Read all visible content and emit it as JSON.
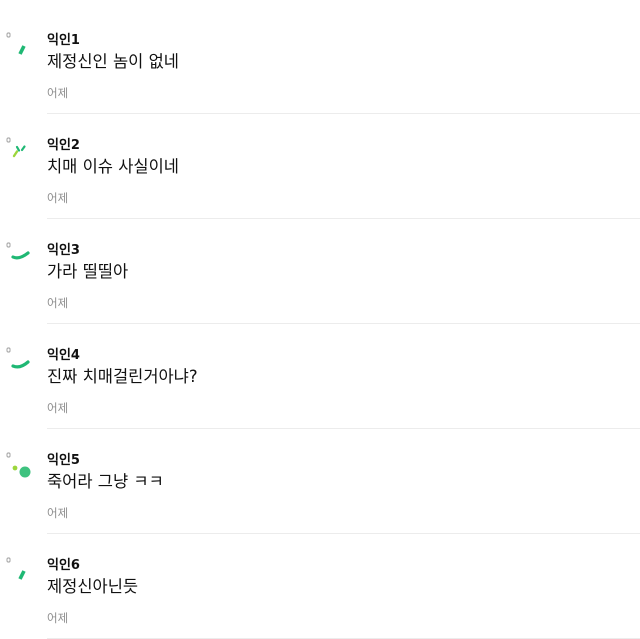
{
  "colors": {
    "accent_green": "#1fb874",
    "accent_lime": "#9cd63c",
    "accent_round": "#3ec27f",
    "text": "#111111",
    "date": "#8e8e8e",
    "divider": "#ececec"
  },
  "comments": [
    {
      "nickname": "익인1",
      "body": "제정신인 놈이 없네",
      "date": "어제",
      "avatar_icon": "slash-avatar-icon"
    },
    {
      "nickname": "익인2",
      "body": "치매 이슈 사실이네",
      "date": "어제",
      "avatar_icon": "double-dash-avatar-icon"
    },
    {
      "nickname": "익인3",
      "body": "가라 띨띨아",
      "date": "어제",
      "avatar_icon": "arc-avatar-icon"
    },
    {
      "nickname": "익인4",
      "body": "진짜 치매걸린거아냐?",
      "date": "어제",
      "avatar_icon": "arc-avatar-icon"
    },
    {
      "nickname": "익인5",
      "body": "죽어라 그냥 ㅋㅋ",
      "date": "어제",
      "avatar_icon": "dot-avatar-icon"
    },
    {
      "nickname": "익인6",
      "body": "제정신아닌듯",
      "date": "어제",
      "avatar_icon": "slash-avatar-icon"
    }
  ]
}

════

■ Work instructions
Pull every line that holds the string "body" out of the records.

■ Result of the task
      "body": "제정신인 놈이 없네",
      "body": "치매 이슈 사실이네",
      "body": "가라 띨띨아",
      "body": "진짜 치매걸린거아냐?",
      "body": "죽어라 그냥 ㅋㅋ",
      "body": "제정신아닌듯",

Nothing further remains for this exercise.